Indiana Dunes National Park hugs 15 miles of the southern shore of Lake Michigan and has much to offer. Whether you enjoy scouting for rare species of birds or flying kites on the sandy beach, the national park's 15,000 acres will continually enchant you. Hikers will enjoy 50 miles of trails over rugged dunes, mysterious wetlands, sunny prairies, meandering rivers and peaceful forests.
Hiking, cross-country skiing and snowshoeing are popular in the wintertime. If you need snowshoes or cross-country skis, free rentals are available at the Paul H. Douglas Center for Environmental Education for use on the Paul H. Douglas Trail, weather permitting. The best areas to bring your own cross-country skiing or snowshoe equipment include the Glenwood Dunes Trail System and the Tolleston Dunes Trail System.

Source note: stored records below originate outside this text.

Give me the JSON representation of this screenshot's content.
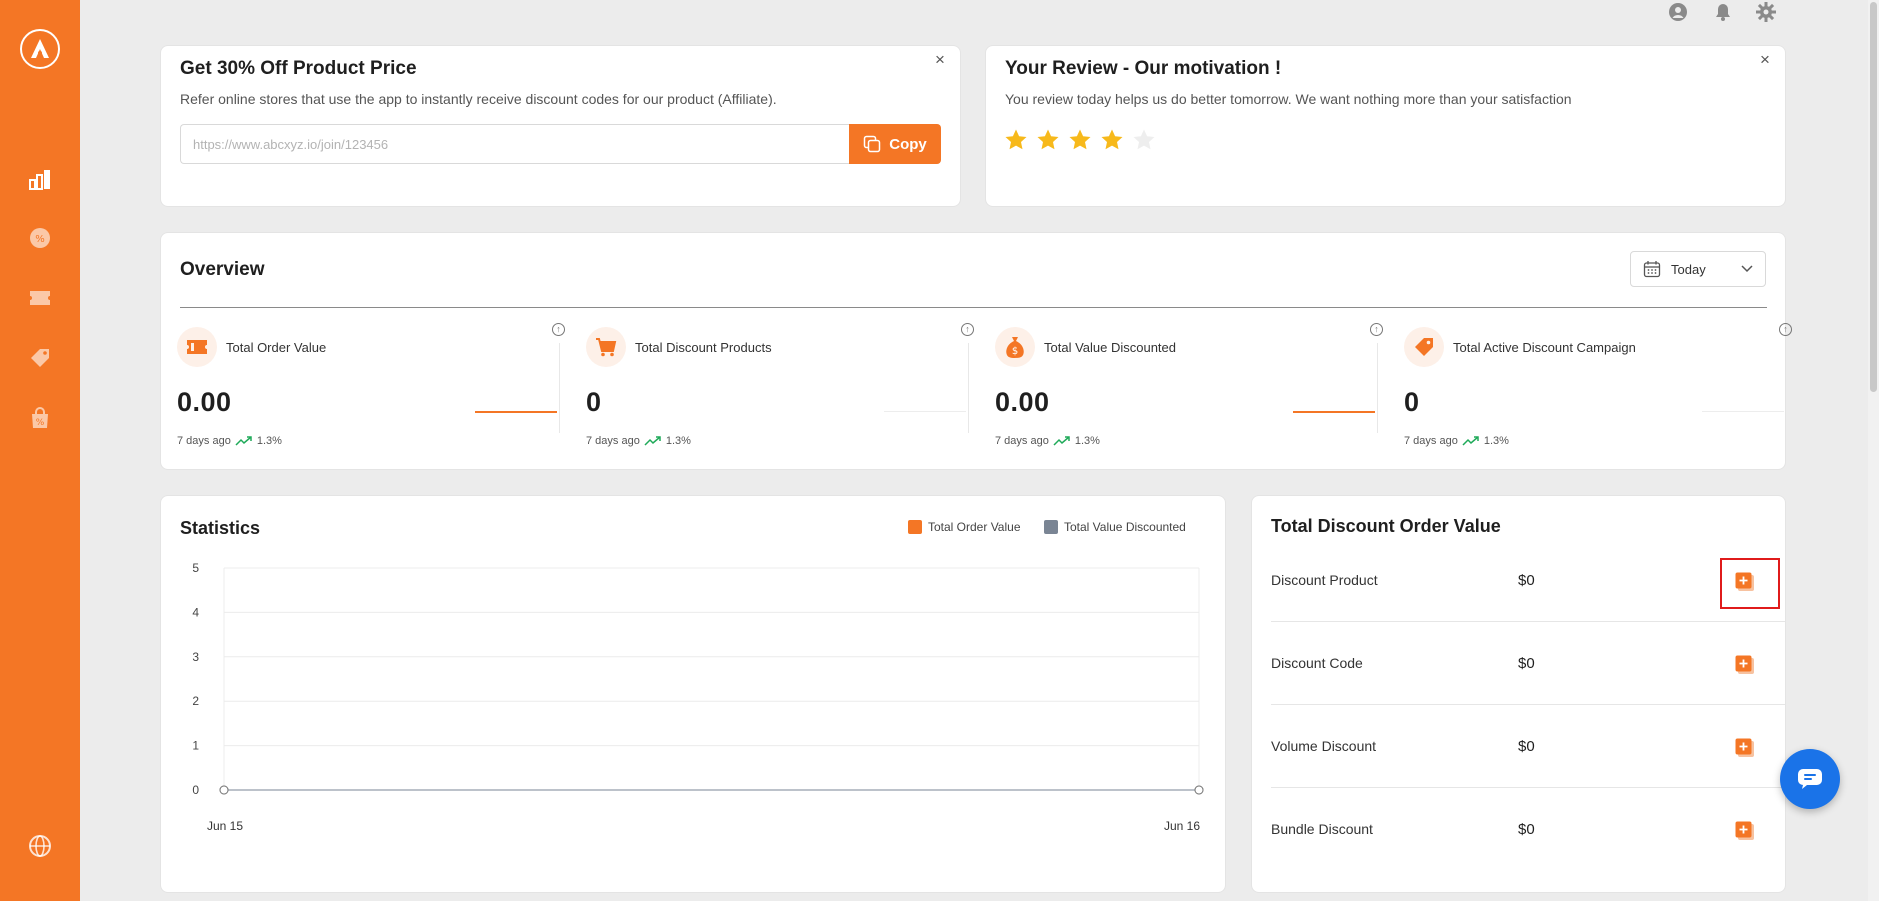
{
  "brand": {
    "accent": "#f47625",
    "chat_blue": "#1a73e8",
    "star_color": "#f7b91b"
  },
  "sidebar": {
    "logo": "app-logo-icon",
    "items": [
      {
        "icon": "analytics-icon"
      },
      {
        "icon": "discount-badge-icon"
      },
      {
        "icon": "ticket-icon"
      },
      {
        "icon": "price-tag-icon"
      },
      {
        "icon": "discount-bag-icon"
      },
      {
        "icon": "globe-icon"
      }
    ]
  },
  "topbar": {
    "icons": [
      "user-account-icon",
      "notification-bell-icon",
      "settings-gear-icon"
    ]
  },
  "affiliate": {
    "title": "Get 30% Off Product Price",
    "subtitle": "Refer online stores that use the app to instantly receive discount codes for our product (Affiliate).",
    "placeholder": "https://www.abcxyz.io/join/123456",
    "copy_label": "Copy"
  },
  "review": {
    "title": "Your Review - Our motivation !",
    "subtitle": "You review today helps us do better tomorrow. We want nothing more than your satisfaction",
    "rating": 4,
    "max_rating": 5
  },
  "overview": {
    "title": "Overview",
    "range": "Today",
    "metrics": [
      {
        "label": "Total Order Value",
        "value": "0.00",
        "ago": "7 days ago",
        "change": "1.3%",
        "icon": "ticket-icon"
      },
      {
        "label": "Total Discount Products",
        "value": "0",
        "ago": "7 days ago",
        "change": "1.3%",
        "icon": "cart-icon"
      },
      {
        "label": "Total Value Discounted",
        "value": "0.00",
        "ago": "7 days ago",
        "change": "1.3%",
        "icon": "money-bag-icon"
      },
      {
        "label": "Total Active Discount Campaign",
        "value": "0",
        "ago": "7 days ago",
        "change": "1.3%",
        "icon": "tag-icon"
      }
    ]
  },
  "statistics": {
    "title": "Statistics",
    "legend": [
      {
        "name": "Total Order Value",
        "color": "#f47625"
      },
      {
        "name": "Total Value Discounted",
        "color": "#7a8594"
      }
    ]
  },
  "chart_data": {
    "type": "line",
    "x": [
      "Jun 15",
      "Jun 16"
    ],
    "series": [
      {
        "name": "Total Order Value",
        "values": [
          0,
          0
        ]
      },
      {
        "name": "Total Value Discounted",
        "values": [
          0,
          0
        ]
      }
    ],
    "yticks": [
      0,
      1,
      2,
      3,
      4,
      5
    ],
    "ylim": [
      0,
      5
    ],
    "grid": true,
    "legend": "top-right"
  },
  "total_discount": {
    "title": "Total Discount Order Value",
    "rows": [
      {
        "label": "Discount Product",
        "value": "$0"
      },
      {
        "label": "Discount Code",
        "value": "$0"
      },
      {
        "label": "Volume Discount",
        "value": "$0"
      },
      {
        "label": "Bundle Discount",
        "value": "$0"
      }
    ]
  },
  "chat": {
    "icon": "chat-bubble-icon"
  }
}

Beaches and Swimming
Fifteen miles of sandy beach along the southern shore of Lake Michigan offer a wide variety of recreational activities. Whether it's enjoying a summer sunset stroll or marveling at the arctic beauty of Lake Michigan's shelf ice, you can enjoy the beach in all seasons.

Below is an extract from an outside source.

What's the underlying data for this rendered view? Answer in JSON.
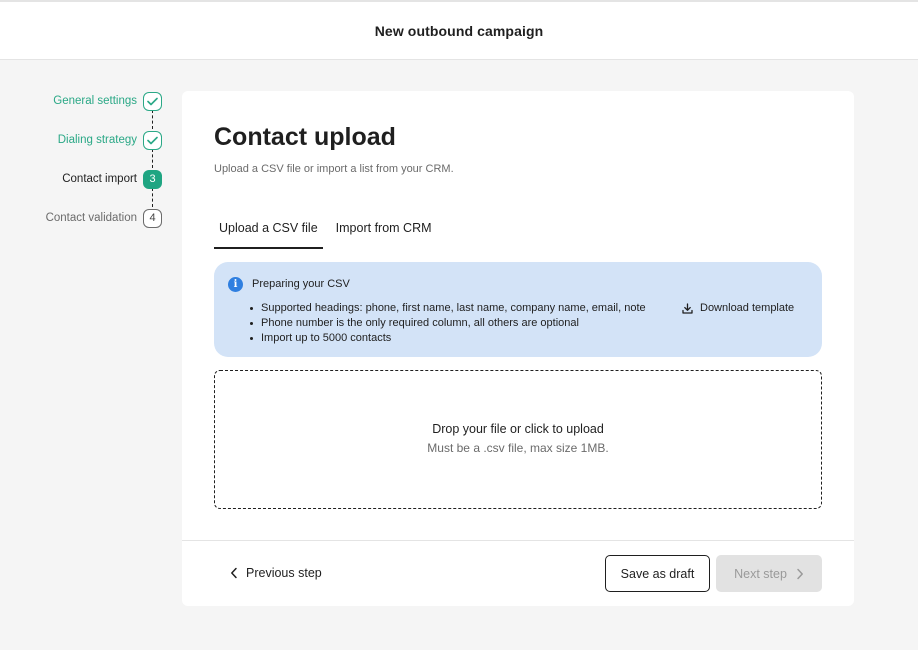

There are several beach parking lots along the Indiana Dunes National Park. All beaches and parking lots are open daily from 6:00 am to 11:00 pm and have potable water and restrooms. Additionally, West Beach has showers and lifeguards from the Friday of Memorial Day weekend through the Monday of Labor Day weekend.
Discover much more than just sand dunes as you bike on an interconnected trail system that spans 37 miles across the entire length of the national park. A wide variety of trails traverse the various habitats and cultural history of Indiana Dunes National Park. The varying lengths make it easy to choose the trail that's right for you. From a short easy ride to a challenging all-day trek, most of the trails are open all year and the experience will change with each season.

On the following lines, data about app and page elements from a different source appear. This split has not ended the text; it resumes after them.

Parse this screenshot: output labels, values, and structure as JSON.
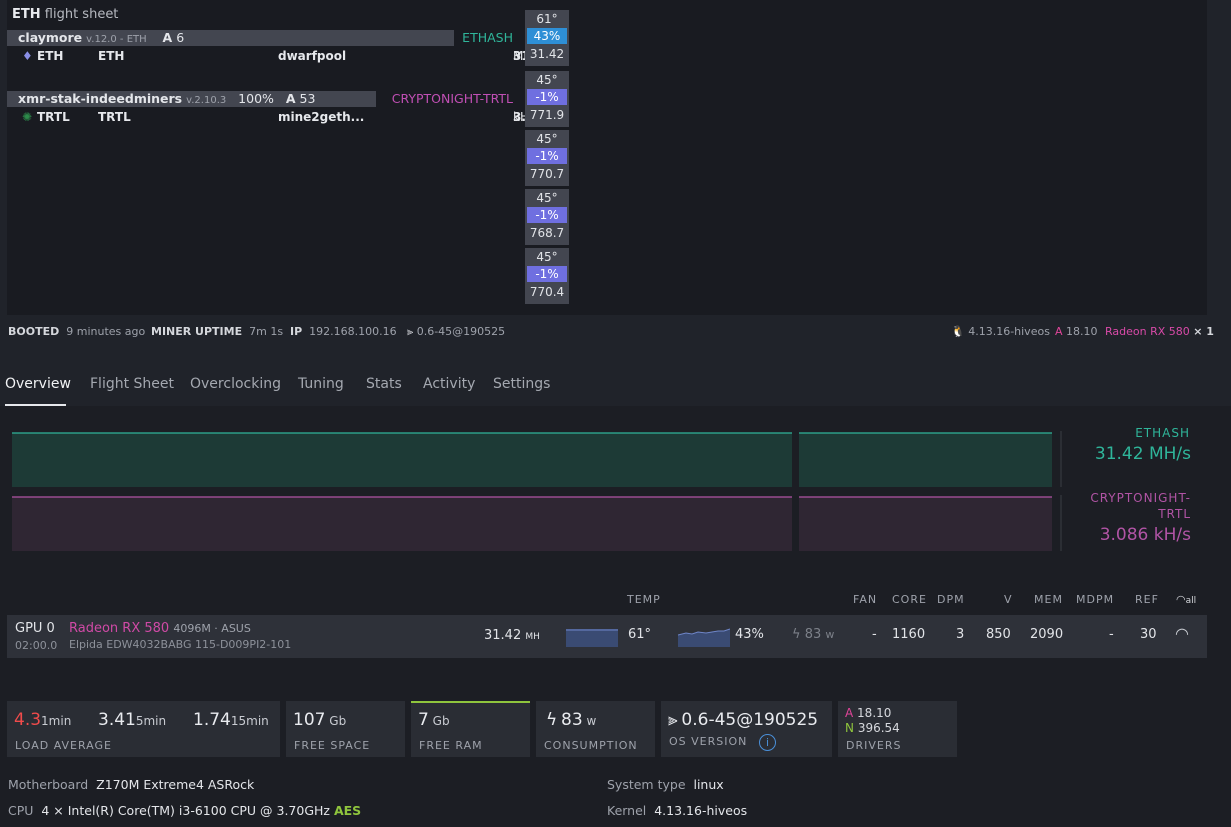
{
  "flight_sheet": {
    "coin_bold": "ETH",
    "title_rest": "flight sheet",
    "miners": [
      {
        "name": "claymore",
        "version": "v.12.0 - ETH",
        "extra": "",
        "accepted_prefix": "A",
        "accepted": "6",
        "algo": "ETHASH",
        "algo_color": "#2fb59a",
        "coin_icon": "ethereum-icon",
        "coin_glyph": "♦",
        "coin": "ETH",
        "wallet": "ETH",
        "pool": "dwarfpool",
        "hashrate": "31.42",
        "hash_unit": "MH"
      },
      {
        "name": "xmr-stak-indeedminers",
        "version": "v.2.10.3",
        "extra": "100%",
        "accepted_prefix": "A",
        "accepted": "53",
        "algo": "CRYPTONIGHT-TRTL",
        "algo_color": "#c04fb4",
        "coin_icon": "turtlecoin-icon",
        "coin_glyph": "✺",
        "coin": "TRTL",
        "wallet": "TRTL",
        "pool": "mine2geth...",
        "hashrate": "3.082",
        "hash_unit": "kH"
      }
    ]
  },
  "gpus": [
    {
      "temp": "61°",
      "fan": "43%",
      "hash": "31.42",
      "fan_color": "#2e8fd6"
    },
    {
      "temp": "45°",
      "fan": "-1%",
      "hash": "771.9",
      "fan_color": "#6f6fe0"
    },
    {
      "temp": "45°",
      "fan": "-1%",
      "hash": "770.7",
      "fan_color": "#6f6fe0"
    },
    {
      "temp": "45°",
      "fan": "-1%",
      "hash": "768.7",
      "fan_color": "#6f6fe0"
    },
    {
      "temp": "45°",
      "fan": "-1%",
      "hash": "770.4",
      "fan_color": "#6f6fe0"
    }
  ],
  "status": {
    "booted_label": "BOOTED",
    "booted_value": "9 minutes ago",
    "uptime_label": "MINER UPTIME",
    "uptime_value": "7m 1s",
    "ip_label": "IP",
    "ip_value": "192.168.100.16",
    "version": "0.6-45@190525",
    "kernel": "4.13.16-hiveos",
    "amd_prefix": "A",
    "amd_version": "18.10",
    "gpu_model": "Radeon RX 580",
    "gpu_count": "× 1"
  },
  "tabs": [
    "Overview",
    "Flight Sheet",
    "Overclocking",
    "Tuning",
    "Stats",
    "Activity",
    "Settings"
  ],
  "charts": [
    {
      "label": "ETHASH",
      "value": "31.42 MH/s",
      "color": "#2fb59a",
      "fill": "#1d3a36"
    },
    {
      "label_1": "CRYPTONIGHT-",
      "label_2": "TRTL",
      "value": "3.086 kH/s",
      "color": "#b154a5",
      "fill": "#2f2633"
    }
  ],
  "gpu_table": {
    "headers": {
      "temp": "TEMP",
      "fan": "FAN",
      "core": "CORE",
      "dpm": "DPM",
      "v": "V",
      "mem": "MEM",
      "mdpm": "MDPM",
      "ref": "REF",
      "all": "all"
    },
    "row": {
      "index": "GPU 0",
      "bus": "02:00.0",
      "model": "Radeon RX 580",
      "mem_info": "4096M · ASUS",
      "mem_detail": "Elpida EDW4032BABG 115-D009PI2-101",
      "hashrate": "31.42",
      "hash_unit": "MH",
      "temp": "61°",
      "fan": "43%",
      "power": "83",
      "power_unit": "w",
      "fan_val": "-",
      "core": "1160",
      "dpm": "3",
      "v": "850",
      "mem": "2090",
      "mdpm": "-",
      "ref": "30"
    }
  },
  "cards": {
    "load": {
      "l1": "4.3",
      "l1_unit": "1min",
      "l5": "3.41",
      "l5_unit": "5min",
      "l15": "1.74",
      "l15_unit": "15min",
      "label": "LOAD AVERAGE"
    },
    "disk": {
      "value": "107",
      "unit": "Gb",
      "label": "FREE SPACE"
    },
    "ram": {
      "value": "7",
      "unit": "Gb",
      "label": "FREE RAM"
    },
    "power": {
      "value": "83",
      "unit": "w",
      "label": "CONSUMPTION"
    },
    "os": {
      "value": "0.6-45@190525",
      "label": "OS VERSION"
    },
    "drivers": {
      "a_prefix": "A",
      "a_value": "18.10",
      "n_prefix": "N",
      "n_value": "396.54",
      "label": "DRIVERS"
    }
  },
  "system": {
    "motherboard_label": "Motherboard",
    "motherboard_value": "Z170M Extreme4 ASRock",
    "cpu_label": "CPU",
    "cpu_value": "4 × Intel(R) Core(TM) i3-6100 CPU @ 3.70GHz",
    "cpu_flag": "AES",
    "systype_label": "System type",
    "systype_value": "linux",
    "kernel_label": "Kernel",
    "kernel_value": "4.13.16-hiveos"
  }
}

Located at the southern tip of Lake Michigan, the national park is an important feeding and resting area for migrating birds. Lake Michigan influences the migration patterns of bird species. During the fall migration, southbound birds follow the north-south shoreline and are funneled into the Indiana Dunes. The large expanse of open water and miles of shoreline also attract large numbers of wintering birds.
Indiana Dunes National Park provides an excellent opportunity for birders to see a variety of bird species. Birders can observe hawks during migration from the top of a sand dune, watch waterfowl with a spotting scope from the shoreline, or look for wetland birds in remnant sections of the Great Marsh. Whether you have beginner or advanced identification skills, Indiana Dunes National Park is a great place for birders.
The national park plays an important role in the annual Indiana Dunes Birding Festival, which takes place the third weekend in May. This incredible four-day event showcases dozens of birding spots around the region with expert led outings.
Fishing & Boating
Fishing is allowed under federal, state and local laws. You need an Indiana Fishing License and a stamp if fishing for trout and salmon. Watch for drop-offs in creeks and along beaches.
Sailing & Power-boating
Sailing and power-boating are popular on Lake Michigan. There are no marinas, boat rentals or boat launches within the national park. There are services available through commercial and city facilities in Porter, Lake and LaPorte counties. Check these county tourism links for information.
Kayaking is increasingly popular on Lake Michigan since the inception of the Lake Michigan Water Trail and in area waterways like the Little Calumet River and Burns Waterway. Launching hand-carried, non-motorized boats from any Indiana Dunes National Park beach is permitted with the exception West Beach's lifeguarded swimming area (Friday of Memorial Day weekend through the Monday of Labor Day weekend). Lake Michigan’s water conditions can quickly change from calm to dangerous, so check the weather forecast and always use a certified personal flotation device.
Canoeing is also popular on the region's rivers and waterways, but is generally not recommended for Lake Michigan due to frequent windy conditions and large waves. Canoeing is popular on the Little Calumet River.
Discover much more than just sand dunes as you hike through 14 distinct trail systems covering more than 50 miles of trails. A wide variety of hiking trails traverse the various habitats and cultural history of Indiana Dunes National Park. The varying lengths and difficulty levels make it easy to choose the trail that's right for you. From a short easy stroll to a challenging all-day trek, most of the trails are open all year and the hiking experience will change with each season.
Indiana Dunes Outdoor Adventure Festival
Spend the weekend outdoors at the Indiana Dunes Outdoor Adventure Festival, which will take place Friday-Sunday, October 2-4, 2020, throughout the Indiana Dunes region. Packed with outdoor adventure opportunities, the festival will bring together over 70 events in one weekend. With support from Friends of Indian Dunes, Indiana Dunes State Park, Indiana Dunes Tourism, and more than dozen other partners, the Indiana Dunes National Park will host this three-day event.
Rob Decker is a photographer and graphic artist who had the rare privilege of studying under Ansel Adams in Yosemite National Park when he was just 19 years old. Now, Rob is on a journey to explore and photograph all 61 of America's National Parks. He's creating WPA-style posters to help people celebrate their own national park adventures -- as well as encourage others to get out and explore!